**TASK OBJECTIVE**
Without the pictures, set down exactly the lines from the one that contains "Decode this image" to the end of the entries, both included, and nothing besides.

**DATA SHOWN**
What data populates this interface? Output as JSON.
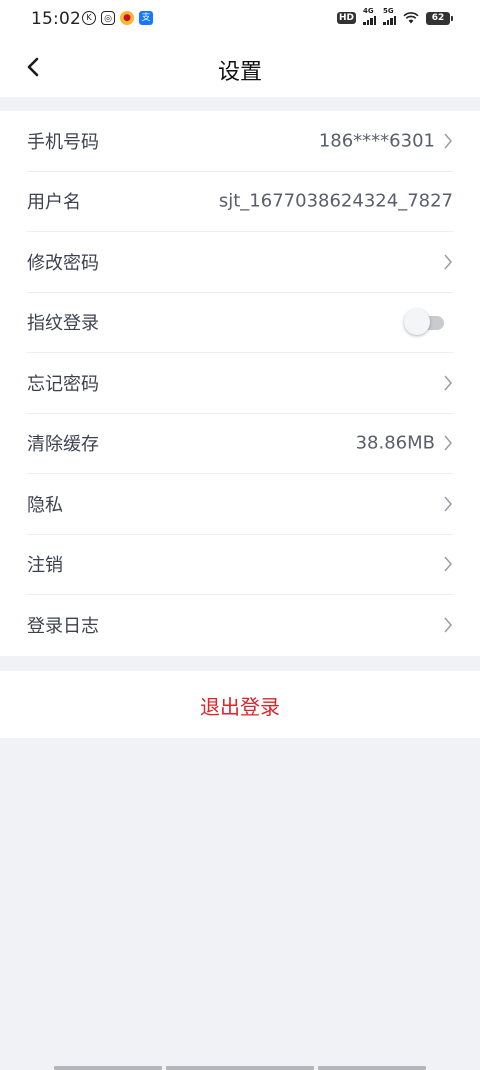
{
  "status_bar": {
    "time": "15:02",
    "left_icons": [
      "k-app-icon",
      "camera-app-icon",
      "weibo-icon",
      "alipay-icon"
    ],
    "hd_label": "HD",
    "signal_1_label": "4G",
    "signal_2_label": "5G",
    "battery_level": "62"
  },
  "nav": {
    "title": "设置",
    "back_icon": "chevron-left-icon"
  },
  "settings": {
    "phone": {
      "label": "手机号码",
      "value": "186****6301"
    },
    "username": {
      "label": "用户名",
      "value": "sjt_1677038624324_7827"
    },
    "change_password": {
      "label": "修改密码"
    },
    "fingerprint_login": {
      "label": "指纹登录",
      "enabled": false
    },
    "forgot_password": {
      "label": "忘记密码"
    },
    "clear_cache": {
      "label": "清除缓存",
      "value": "38.86MB"
    },
    "privacy": {
      "label": "隐私"
    },
    "deactivate": {
      "label": "注销"
    },
    "login_log": {
      "label": "登录日志"
    }
  },
  "logout": {
    "label": "退出登录",
    "color": "#d9252b"
  },
  "colors": {
    "background": "#f1f2f6",
    "surface": "#ffffff",
    "label_text": "#3e4250",
    "value_text": "#5a5e6b",
    "divider": "#eceef2"
  }
}
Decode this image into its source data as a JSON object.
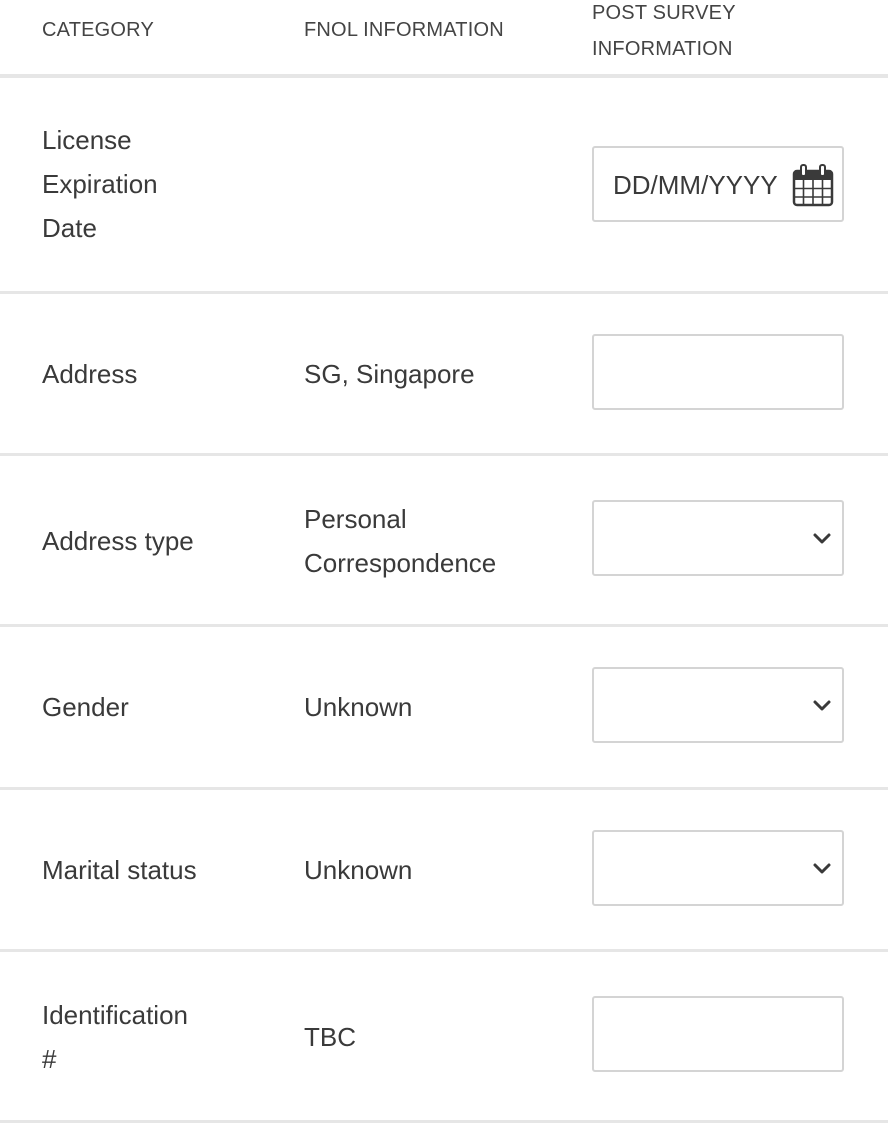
{
  "columns": {
    "category": "CATEGORY",
    "fnol": "FNOL INFORMATION",
    "post_survey_line1": "POST SURVEY",
    "post_survey_line2": "INFORMATION"
  },
  "rows": [
    {
      "category_lines": [
        "License",
        "Expiration",
        "Date"
      ],
      "fnol_lines": [],
      "input": {
        "type": "date",
        "placeholder": "DD/MM/YYYY",
        "value": "",
        "icon": "calendar-icon"
      }
    },
    {
      "category_lines": [
        "Address"
      ],
      "fnol_lines": [
        "SG, Singapore"
      ],
      "input": {
        "type": "text",
        "value": ""
      }
    },
    {
      "category_lines": [
        "Address type"
      ],
      "fnol_lines": [
        "Personal",
        "Correspondence"
      ],
      "input": {
        "type": "select",
        "value": "",
        "icon": "chevron-down-icon"
      }
    },
    {
      "category_lines": [
        "Gender"
      ],
      "fnol_lines": [
        "Unknown"
      ],
      "input": {
        "type": "select",
        "value": "",
        "icon": "chevron-down-icon"
      }
    },
    {
      "category_lines": [
        "Marital status"
      ],
      "fnol_lines": [
        "Unknown"
      ],
      "input": {
        "type": "select",
        "value": "",
        "icon": "chevron-down-icon"
      }
    },
    {
      "category_lines": [
        "Identification",
        "#"
      ],
      "fnol_lines": [
        "TBC"
      ],
      "input": {
        "type": "text",
        "value": ""
      }
    }
  ],
  "colors": {
    "text": "#3a3a3a",
    "border": "#d4d4d4",
    "divider": "#e6e6e6",
    "icon": "#3a3a3a"
  }
}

**REPLY TO THE EXERCISE**
Decode this image into its source data as a JSON object.
{
  "columns": {
    "category": "CATEGORY",
    "fnol": "FNOL INFORMATION",
    "post_survey_line1": "POST SURVEY",
    "post_survey_line2": "INFORMATION"
  },
  "rows": [
    {
      "category_lines": [
        "License",
        "Expiration",
        "Date"
      ],
      "fnol_lines": [],
      "input": {
        "type": "date",
        "placeholder": "DD/MM/YYYY",
        "value": "",
        "icon": "calendar-icon"
      }
    },
    {
      "category_lines": [
        "Address"
      ],
      "fnol_lines": [
        "SG, Singapore"
      ],
      "input": {
        "type": "text",
        "value": ""
      }
    },
    {
      "category_lines": [
        "Address type"
      ],
      "fnol_lines": [
        "Personal",
        "Correspondence"
      ],
      "input": {
        "type": "select",
        "value": "",
        "icon": "chevron-down-icon"
      }
    },
    {
      "category_lines": [
        "Gender"
      ],
      "fnol_lines": [
        "Unknown"
      ],
      "input": {
        "type": "select",
        "value": "",
        "icon": "chevron-down-icon"
      }
    },
    {
      "category_lines": [
        "Marital status"
      ],
      "fnol_lines": [
        "Unknown"
      ],
      "input": {
        "type": "select",
        "value": "",
        "icon": "chevron-down-icon"
      }
    },
    {
      "category_lines": [
        "Identification",
        "#"
      ],
      "fnol_lines": [
        "TBC"
      ],
      "input": {
        "type": "text",
        "value": ""
      }
    }
  ],
  "colors": {
    "text": "#3a3a3a",
    "border": "#d4d4d4",
    "divider": "#e6e6e6",
    "icon": "#3a3a3a"
  }
}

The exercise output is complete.